[Saved entries]
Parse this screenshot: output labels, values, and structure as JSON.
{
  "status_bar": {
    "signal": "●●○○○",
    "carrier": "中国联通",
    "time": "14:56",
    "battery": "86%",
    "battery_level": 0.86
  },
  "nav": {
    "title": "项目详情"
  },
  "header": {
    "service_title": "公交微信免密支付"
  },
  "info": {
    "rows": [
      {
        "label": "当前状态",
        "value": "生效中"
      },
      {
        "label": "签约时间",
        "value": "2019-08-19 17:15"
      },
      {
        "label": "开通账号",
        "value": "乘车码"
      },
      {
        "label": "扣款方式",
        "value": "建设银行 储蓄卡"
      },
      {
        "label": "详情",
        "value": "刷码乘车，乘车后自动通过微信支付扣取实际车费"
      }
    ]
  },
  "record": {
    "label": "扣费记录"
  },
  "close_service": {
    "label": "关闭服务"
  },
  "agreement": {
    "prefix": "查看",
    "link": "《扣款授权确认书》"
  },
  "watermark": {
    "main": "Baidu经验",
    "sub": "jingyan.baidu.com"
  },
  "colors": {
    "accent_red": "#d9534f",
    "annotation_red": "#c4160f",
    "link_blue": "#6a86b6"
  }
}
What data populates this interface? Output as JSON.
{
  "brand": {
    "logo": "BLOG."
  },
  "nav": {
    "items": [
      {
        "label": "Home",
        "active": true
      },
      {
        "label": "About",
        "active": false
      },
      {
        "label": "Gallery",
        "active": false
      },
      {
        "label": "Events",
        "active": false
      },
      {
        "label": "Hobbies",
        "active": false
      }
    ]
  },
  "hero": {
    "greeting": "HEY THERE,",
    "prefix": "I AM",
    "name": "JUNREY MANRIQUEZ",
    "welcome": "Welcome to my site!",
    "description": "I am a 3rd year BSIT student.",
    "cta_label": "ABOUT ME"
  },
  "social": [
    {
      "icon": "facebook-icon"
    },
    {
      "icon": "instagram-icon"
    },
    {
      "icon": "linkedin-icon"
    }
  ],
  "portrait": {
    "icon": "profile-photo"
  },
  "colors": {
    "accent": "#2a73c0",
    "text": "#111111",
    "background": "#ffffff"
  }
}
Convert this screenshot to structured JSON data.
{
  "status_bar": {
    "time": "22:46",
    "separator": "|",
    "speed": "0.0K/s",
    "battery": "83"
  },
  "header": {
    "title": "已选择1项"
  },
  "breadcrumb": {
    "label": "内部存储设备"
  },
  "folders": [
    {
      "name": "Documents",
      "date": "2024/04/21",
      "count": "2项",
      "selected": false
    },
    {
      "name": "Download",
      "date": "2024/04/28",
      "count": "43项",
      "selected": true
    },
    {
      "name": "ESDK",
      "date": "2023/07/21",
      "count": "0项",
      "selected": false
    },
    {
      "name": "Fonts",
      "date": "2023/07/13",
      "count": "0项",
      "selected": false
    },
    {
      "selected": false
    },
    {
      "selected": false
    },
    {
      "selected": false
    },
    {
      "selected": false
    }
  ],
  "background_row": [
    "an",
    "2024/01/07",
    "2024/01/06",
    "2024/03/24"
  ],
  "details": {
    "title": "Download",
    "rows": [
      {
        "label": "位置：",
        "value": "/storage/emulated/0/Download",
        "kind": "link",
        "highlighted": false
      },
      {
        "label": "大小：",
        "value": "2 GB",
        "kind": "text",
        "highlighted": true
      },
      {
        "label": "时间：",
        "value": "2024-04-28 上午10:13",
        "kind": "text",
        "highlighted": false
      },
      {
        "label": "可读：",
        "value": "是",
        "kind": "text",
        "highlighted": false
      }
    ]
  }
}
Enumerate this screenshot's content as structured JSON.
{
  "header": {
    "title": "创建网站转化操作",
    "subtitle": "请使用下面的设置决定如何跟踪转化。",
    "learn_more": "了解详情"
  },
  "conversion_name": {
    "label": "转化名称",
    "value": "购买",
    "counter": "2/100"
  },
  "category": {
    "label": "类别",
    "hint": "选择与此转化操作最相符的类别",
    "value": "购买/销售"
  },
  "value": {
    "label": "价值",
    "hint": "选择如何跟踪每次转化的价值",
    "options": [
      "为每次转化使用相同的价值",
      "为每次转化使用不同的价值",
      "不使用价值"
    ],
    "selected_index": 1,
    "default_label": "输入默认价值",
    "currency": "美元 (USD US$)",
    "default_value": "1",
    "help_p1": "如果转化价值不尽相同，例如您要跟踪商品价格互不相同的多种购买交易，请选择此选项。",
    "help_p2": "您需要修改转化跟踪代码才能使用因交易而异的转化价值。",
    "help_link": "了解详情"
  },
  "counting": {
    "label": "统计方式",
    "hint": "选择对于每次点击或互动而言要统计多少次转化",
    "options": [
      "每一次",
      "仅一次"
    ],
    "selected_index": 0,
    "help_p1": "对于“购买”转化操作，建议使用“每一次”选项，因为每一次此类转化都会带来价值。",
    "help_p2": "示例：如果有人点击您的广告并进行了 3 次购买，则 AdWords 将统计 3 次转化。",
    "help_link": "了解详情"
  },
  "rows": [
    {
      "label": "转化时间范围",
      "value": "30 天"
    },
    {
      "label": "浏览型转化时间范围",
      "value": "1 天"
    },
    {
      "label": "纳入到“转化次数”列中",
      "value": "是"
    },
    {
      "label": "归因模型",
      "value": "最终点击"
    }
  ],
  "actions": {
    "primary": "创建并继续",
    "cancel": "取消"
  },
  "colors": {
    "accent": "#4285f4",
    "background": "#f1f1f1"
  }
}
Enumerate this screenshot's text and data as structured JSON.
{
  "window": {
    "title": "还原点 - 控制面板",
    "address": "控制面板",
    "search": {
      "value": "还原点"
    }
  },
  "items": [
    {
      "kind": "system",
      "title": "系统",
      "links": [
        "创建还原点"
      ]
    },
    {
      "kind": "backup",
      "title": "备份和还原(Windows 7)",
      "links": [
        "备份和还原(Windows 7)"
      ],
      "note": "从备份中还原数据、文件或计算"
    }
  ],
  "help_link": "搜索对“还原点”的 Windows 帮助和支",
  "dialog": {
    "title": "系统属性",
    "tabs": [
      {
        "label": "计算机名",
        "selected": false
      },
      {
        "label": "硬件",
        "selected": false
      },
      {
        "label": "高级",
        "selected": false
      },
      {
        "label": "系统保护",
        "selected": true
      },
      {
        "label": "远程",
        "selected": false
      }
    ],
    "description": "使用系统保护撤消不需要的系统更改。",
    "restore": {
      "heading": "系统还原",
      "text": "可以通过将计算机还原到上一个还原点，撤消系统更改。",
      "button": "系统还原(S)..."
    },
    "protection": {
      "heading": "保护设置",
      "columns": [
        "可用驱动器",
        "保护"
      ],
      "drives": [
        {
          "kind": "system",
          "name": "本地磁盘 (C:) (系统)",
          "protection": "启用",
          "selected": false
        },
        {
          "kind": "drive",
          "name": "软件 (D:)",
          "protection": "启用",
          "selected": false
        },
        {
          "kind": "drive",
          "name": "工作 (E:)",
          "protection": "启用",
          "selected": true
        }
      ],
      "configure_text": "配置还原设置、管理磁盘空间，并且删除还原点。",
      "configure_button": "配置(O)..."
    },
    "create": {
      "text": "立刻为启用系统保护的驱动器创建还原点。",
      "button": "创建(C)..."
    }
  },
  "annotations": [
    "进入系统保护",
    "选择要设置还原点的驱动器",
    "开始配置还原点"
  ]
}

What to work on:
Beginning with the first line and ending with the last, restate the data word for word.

Solution:
Parse this screenshot: output labels, values, and structure as JSON.
{
  "status_bar": {
    "signal": "●●○○○",
    "carrier": "中国联通",
    "time": "14:56",
    "battery": "86%",
    "battery_level": 0.86
  },
  "nav": {
    "title": "项目详情"
  },
  "header": {
    "service_title": "公交微信免密支付"
  },
  "info": {
    "rows": [
      {
        "label": "当前状态",
        "value": "生效中"
      },
      {
        "label": "签约时间",
        "value": "2019-08-19 17:15"
      },
      {
        "label": "开通账号",
        "value": "乘车码"
      },
      {
        "label": "扣款方式",
        "value": "建设银行 储蓄卡"
      },
      {
        "label": "详情",
        "value": "刷码乘车，乘车后自动通过微信支付扣取实际车费"
      }
    ]
  },
  "record": {
    "label": "扣费记录"
  },
  "close_service": {
    "label": "关闭服务"
  },
  "agreement": {
    "prefix": "查看",
    "link": "《扣款授权确认书》"
  },
  "watermark": {
    "main": "Baidu经验",
    "sub": "jingyan.baidu.com"
  },
  "colors": {
    "accent_red": "#d9534f",
    "annotation_red": "#c4160f",
    "link_blue": "#6a86b6"
  }
}
What data populates this interface? Output as JSON.
{
  "brand": {
    "logo": "BLOG."
  },
  "nav": {
    "items": [
      {
        "label": "Home",
        "active": true
      },
      {
        "label": "About",
        "active": false
      },
      {
        "label": "Gallery",
        "active": false
      },
      {
        "label": "Events",
        "active": false
      },
      {
        "label": "Hobbies",
        "active": false
      }
    ]
  },
  "hero": {
    "greeting": "HEY THERE,",
    "prefix": "I AM",
    "name": "JUNREY MANRIQUEZ",
    "welcome": "Welcome to my site!",
    "description": "I am a 3rd year BSIT student.",
    "cta_label": "ABOUT ME"
  },
  "social": [
    {
      "icon": "facebook-icon"
    },
    {
      "icon": "instagram-icon"
    },
    {
      "icon": "linkedin-icon"
    }
  ],
  "portrait": {
    "icon": "profile-photo"
  },
  "colors": {
    "accent": "#2a73c0",
    "text": "#111111",
    "background": "#ffffff"
  }
}
Convert this screenshot to structured JSON data.
{
  "status_bar": {
    "time": "22:46",
    "separator": "|",
    "speed": "0.0K/s",
    "battery": "83"
  },
  "header": {
    "title": "已选择1项"
  },
  "breadcrumb": {
    "label": "内部存储设备"
  },
  "folders": [
    {
      "name": "Documents",
      "date": "2024/04/21",
      "count": "2项",
      "selected": false
    },
    {
      "name": "Download",
      "date": "2024/04/28",
      "count": "43项",
      "selected": true
    },
    {
      "name": "ESDK",
      "date": "2023/07/21",
      "count": "0项",
      "selected": false
    },
    {
      "name": "Fonts",
      "date": "2023/07/13",
      "count": "0项",
      "selected": false
    },
    {
      "selected": false
    },
    {
      "selected": false
    },
    {
      "selected": false
    },
    {
      "selected": false
    }
  ],
  "background_row": [
    "an",
    "2024/01/07",
    "2024/01/06",
    "2024/03/24"
  ],
  "details": {
    "title": "Download",
    "rows": [
      {
        "label": "位置：",
        "value": "/storage/emulated/0/Download",
        "kind": "link",
        "highlighted": false
      },
      {
        "label": "大小：",
        "value": "2 GB",
        "kind": "text",
        "highlighted": true
      },
      {
        "label": "时间：",
        "value": "2024-04-28 上午10:13",
        "kind": "text",
        "highlighted": false
      },
      {
        "label": "可读：",
        "value": "是",
        "kind": "text",
        "highlighted": false
      }
    ]
  }
}
Enumerate this screenshot's content as structured JSON.
{
  "header": {
    "title": "创建网站转化操作",
    "subtitle": "请使用下面的设置决定如何跟踪转化。",
    "learn_more": "了解详情"
  },
  "conversion_name": {
    "label": "转化名称",
    "value": "购买",
    "counter": "2/100"
  },
  "category": {
    "label": "类别",
    "hint": "选择与此转化操作最相符的类别",
    "value": "购买/销售"
  },
  "value": {
    "label": "价值",
    "hint": "选择如何跟踪每次转化的价值",
    "options": [
      "为每次转化使用相同的价值",
      "为每次转化使用不同的价值",
      "不使用价值"
    ],
    "selected_index": 1,
    "default_label": "输入默认价值",
    "currency": "美元 (USD US$)",
    "default_value": "1",
    "help_p1": "如果转化价值不尽相同，例如您要跟踪商品价格互不相同的多种购买交易，请选择此选项。",
    "help_p2": "您需要修改转化跟踪代码才能使用因交易而异的转化价值。",
    "help_link": "了解详情"
  },
  "counting": {
    "label": "统计方式",
    "hint": "选择对于每次点击或互动而言要统计多少次转化",
    "options": [
      "每一次",
      "仅一次"
    ],
    "selected_index": 0,
    "help_p1": "对于“购买”转化操作，建议使用“每一次”选项，因为每一次此类转化都会带来价值。",
    "help_p2": "示例：如果有人点击您的广告并进行了 3 次购买，则 AdWords 将统计 3 次转化。",
    "help_link": "了解详情"
  },
  "rows": [
    {
      "label": "转化时间范围",
      "value": "30 天"
    },
    {
      "label": "浏览型转化时间范围",
      "value": "1 天"
    },
    {
      "label": "纳入到“转化次数”列中",
      "value": "是"
    },
    {
      "label": "归因模型",
      "value": "最终点击"
    }
  ],
  "actions": {
    "primary": "创建并继续",
    "cancel": "取消"
  },
  "colors": {
    "accent": "#4285f4",
    "background": "#f1f1f1"
  }
}
Enumerate this screenshot's text and data as structured JSON.
{
  "window": {
    "title": "还原点 - 控制面板",
    "address": "控制面板",
    "search": {
      "value": "还原点"
    }
  },
  "items": [
    {
      "kind": "system",
      "title": "系统",
      "links": [
        "创建还原点"
      ]
    },
    {
      "kind": "backup",
      "title": "备份和还原(Windows 7)",
      "links": [
        "备份和还原(Windows 7)"
      ],
      "note": "从备份中还原数据、文件或计算"
    }
  ],
  "help_link": "搜索对“还原点”的 Windows 帮助和支",
  "dialog": {
    "title": "系统属性",
    "tabs": [
      {
        "label": "计算机名",
        "selected": false
      },
      {
        "label": "硬件",
        "selected": false
      },
      {
        "label": "高级",
        "selected": false
      },
      {
        "label": "系统保护",
        "selected": true
      },
      {
        "label": "远程",
        "selected": false
      }
    ],
    "description": "使用系统保护撤消不需要的系统更改。",
    "restore": {
      "heading": "系统还原",
      "text": "可以通过将计算机还原到上一个还原点，撤消系统更改。",
      "button": "系统还原(S)..."
    },
    "protection": {
      "heading": "保护设置",
      "columns": [
        "可用驱动器",
        "保护"
      ],
      "drives": [
        {
          "kind": "system",
          "name": "本地磁盘 (C:) (系统)",
          "protection": "启用",
          "selected": false
        },
        {
          "kind": "drive",
          "name": "软件 (D:)",
          "protection": "启用",
          "selected": false
        },
        {
          "kind": "drive",
          "name": "工作 (E:)",
          "protection": "启用",
          "selected": true
        }
      ],
      "configure_text": "配置还原设置、管理磁盘空间，并且删除还原点。",
      "configure_button": "配置(O)..."
    },
    "create": {
      "text": "立刻为启用系统保护的驱动器创建还原点。",
      "button": "创建(C)..."
    }
  },
  "annotations": [
    "进入系统保护",
    "选择要设置还原点的驱动器",
    "开始配置还原点"
  ]
}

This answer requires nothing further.